Everything is in disguise and the story goes into the skies with an ARK appearing before your eyes. This performance features a 6’ tall book, telescopic to 2.5m. The story has the Bears join with other forest animals to escape from Goldilocks. They’ve heard of the Animal Rescue Centre (ARC) and plan to take a trip on a boat to free themselves of Goldilocks. The Big “G” wanders off from her parents and goes into the bear’s house, hungry, grumpy and tired. This show has lots of participation from the audience, with kids playing the creatures and singing a version of “The Animals Went In Two By Two”. One brave animal handler is chosen to become the Bears and sort The Big “G” out. This solo performance is very comical and takes place in the colourful four fruit forest.
This is an old story that takes place in a forgotten tattered library. The caretaker arrives to check the place over. He talks to the audience about his love of books. While cleaning, the caretaker finds an old Big Book (6ft). He discovers the story has gone; all the words in it have been washed away. So he starts to think of a story. The battered pages are all different colours. He uses the colours left on the pages to suggest things that may have been in the story. The caretaker falls into the book and is transformed into “Book Man”. “Book Man” has a problem – he needs to find the rainbow that ends his story. This leads us to turn the pages; on each page we meet a new character from the water cycle.

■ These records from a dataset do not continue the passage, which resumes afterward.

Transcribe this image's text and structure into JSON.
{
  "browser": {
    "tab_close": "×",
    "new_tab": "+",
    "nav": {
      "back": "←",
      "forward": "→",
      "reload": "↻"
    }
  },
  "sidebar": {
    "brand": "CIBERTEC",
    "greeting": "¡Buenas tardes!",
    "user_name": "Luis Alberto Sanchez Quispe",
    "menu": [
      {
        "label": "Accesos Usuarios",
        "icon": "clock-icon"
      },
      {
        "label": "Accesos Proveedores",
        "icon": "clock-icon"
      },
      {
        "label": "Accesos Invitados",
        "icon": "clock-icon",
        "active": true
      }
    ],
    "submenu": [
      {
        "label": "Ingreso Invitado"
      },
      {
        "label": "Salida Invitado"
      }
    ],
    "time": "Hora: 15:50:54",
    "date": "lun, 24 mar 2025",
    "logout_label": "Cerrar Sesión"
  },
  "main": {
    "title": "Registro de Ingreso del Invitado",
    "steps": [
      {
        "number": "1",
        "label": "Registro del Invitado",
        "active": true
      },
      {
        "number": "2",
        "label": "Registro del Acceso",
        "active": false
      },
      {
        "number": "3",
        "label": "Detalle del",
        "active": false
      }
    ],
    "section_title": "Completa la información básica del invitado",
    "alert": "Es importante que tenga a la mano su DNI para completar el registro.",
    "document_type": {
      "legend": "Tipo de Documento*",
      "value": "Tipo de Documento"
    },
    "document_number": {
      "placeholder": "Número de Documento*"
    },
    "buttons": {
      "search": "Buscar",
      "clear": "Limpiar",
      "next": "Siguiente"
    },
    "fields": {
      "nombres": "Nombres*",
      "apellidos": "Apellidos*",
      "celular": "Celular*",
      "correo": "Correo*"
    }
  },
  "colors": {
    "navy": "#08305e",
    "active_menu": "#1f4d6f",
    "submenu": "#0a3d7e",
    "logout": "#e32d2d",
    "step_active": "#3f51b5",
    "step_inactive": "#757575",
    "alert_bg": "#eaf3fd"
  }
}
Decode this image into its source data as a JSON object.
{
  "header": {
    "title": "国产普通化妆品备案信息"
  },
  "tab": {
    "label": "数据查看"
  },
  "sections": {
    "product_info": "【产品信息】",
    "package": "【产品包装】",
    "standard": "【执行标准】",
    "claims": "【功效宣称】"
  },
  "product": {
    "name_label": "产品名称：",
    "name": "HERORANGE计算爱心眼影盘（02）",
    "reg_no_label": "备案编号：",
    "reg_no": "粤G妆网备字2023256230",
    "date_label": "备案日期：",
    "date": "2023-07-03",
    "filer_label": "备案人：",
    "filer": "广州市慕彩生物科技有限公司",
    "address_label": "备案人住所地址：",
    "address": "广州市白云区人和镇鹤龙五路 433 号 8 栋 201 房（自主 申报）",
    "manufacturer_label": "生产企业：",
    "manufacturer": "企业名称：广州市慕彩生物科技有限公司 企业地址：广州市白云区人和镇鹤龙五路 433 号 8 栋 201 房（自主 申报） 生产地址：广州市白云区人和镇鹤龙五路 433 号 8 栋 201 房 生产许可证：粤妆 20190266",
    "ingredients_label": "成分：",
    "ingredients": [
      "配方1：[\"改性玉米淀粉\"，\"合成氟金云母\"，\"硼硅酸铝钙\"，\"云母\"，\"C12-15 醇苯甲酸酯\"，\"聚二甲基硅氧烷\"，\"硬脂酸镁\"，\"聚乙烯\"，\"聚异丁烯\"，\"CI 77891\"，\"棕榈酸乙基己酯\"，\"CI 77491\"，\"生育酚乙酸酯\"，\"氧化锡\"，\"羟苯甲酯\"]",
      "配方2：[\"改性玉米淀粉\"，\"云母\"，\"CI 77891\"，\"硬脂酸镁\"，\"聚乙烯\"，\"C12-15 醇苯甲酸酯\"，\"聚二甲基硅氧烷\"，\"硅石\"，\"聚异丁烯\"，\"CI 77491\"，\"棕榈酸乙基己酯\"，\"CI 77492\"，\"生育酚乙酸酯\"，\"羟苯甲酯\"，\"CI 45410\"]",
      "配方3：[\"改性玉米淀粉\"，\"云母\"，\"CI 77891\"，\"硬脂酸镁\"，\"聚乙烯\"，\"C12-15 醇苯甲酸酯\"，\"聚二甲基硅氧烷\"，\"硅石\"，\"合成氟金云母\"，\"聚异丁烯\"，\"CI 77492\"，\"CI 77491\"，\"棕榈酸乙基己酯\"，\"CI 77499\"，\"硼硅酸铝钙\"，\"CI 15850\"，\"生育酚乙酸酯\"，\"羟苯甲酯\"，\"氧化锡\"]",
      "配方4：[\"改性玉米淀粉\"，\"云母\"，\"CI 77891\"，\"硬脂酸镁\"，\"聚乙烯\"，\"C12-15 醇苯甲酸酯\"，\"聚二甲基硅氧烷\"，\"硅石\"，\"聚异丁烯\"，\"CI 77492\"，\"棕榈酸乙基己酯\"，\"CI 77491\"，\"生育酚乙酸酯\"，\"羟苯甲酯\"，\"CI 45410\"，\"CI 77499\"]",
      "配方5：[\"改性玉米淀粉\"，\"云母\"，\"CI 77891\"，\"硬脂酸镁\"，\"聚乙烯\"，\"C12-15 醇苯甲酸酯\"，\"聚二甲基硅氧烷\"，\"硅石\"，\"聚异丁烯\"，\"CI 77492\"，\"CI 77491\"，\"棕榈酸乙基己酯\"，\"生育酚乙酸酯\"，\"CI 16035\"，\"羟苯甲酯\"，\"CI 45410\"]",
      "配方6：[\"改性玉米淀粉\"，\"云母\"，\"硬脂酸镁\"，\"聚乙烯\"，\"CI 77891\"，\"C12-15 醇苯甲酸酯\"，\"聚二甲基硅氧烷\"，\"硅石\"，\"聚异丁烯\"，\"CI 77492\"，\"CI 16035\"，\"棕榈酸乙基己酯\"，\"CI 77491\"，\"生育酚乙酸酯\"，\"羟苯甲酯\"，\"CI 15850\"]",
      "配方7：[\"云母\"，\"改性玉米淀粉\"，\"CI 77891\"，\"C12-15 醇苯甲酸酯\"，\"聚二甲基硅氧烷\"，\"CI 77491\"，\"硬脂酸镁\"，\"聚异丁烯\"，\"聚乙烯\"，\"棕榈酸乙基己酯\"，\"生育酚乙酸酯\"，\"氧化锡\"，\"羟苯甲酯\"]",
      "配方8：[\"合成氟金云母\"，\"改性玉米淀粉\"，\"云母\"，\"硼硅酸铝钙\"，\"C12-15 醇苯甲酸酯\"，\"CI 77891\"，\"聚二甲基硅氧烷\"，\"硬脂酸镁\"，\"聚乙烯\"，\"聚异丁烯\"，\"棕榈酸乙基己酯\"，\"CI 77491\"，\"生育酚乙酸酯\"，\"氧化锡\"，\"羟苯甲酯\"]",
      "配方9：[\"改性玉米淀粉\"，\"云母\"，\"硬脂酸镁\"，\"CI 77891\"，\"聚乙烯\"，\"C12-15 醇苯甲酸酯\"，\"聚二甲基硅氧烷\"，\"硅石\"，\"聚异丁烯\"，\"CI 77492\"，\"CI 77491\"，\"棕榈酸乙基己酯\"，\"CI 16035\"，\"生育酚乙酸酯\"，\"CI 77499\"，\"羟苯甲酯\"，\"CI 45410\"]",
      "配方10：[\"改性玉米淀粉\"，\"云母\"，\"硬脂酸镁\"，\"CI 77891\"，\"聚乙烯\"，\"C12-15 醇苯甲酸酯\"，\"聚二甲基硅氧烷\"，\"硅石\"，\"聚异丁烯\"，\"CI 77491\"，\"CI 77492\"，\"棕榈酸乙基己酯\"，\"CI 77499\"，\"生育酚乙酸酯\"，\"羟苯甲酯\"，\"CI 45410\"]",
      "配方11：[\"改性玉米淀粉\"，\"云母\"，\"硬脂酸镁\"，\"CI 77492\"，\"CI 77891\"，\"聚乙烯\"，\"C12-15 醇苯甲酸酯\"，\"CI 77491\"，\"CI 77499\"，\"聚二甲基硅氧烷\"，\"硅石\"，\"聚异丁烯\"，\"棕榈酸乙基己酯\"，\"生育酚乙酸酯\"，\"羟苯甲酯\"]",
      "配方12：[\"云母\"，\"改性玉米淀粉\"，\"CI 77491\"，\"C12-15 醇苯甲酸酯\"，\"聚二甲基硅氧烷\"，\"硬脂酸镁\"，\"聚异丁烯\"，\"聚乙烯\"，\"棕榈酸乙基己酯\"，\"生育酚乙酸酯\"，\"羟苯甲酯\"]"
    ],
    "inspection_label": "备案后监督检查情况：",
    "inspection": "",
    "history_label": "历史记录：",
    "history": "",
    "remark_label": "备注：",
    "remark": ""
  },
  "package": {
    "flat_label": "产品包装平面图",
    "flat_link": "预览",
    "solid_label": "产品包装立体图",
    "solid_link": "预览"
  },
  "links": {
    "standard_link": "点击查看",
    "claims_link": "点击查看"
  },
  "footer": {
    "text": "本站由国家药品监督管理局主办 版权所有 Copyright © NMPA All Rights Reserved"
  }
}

This show is a mixture of ‘Alice in Wonderland’ and a generous helping of ‘The 3 Billy Goats Gruff’. We follow Alan (Alice’s brother) as he goes into the story to rescue his sister who has got stuck at a Tea Party. Alice has eaten so much that she has grown into a troll and is eating everything. The only way to help Alice is to get the goats to save her. This comical performance shows the fun to be had from playing with traditional tales and joining them together. The audience will eagerly want to help and get involved by miming teacups, teapots and even one becoming a Troll (belly provided).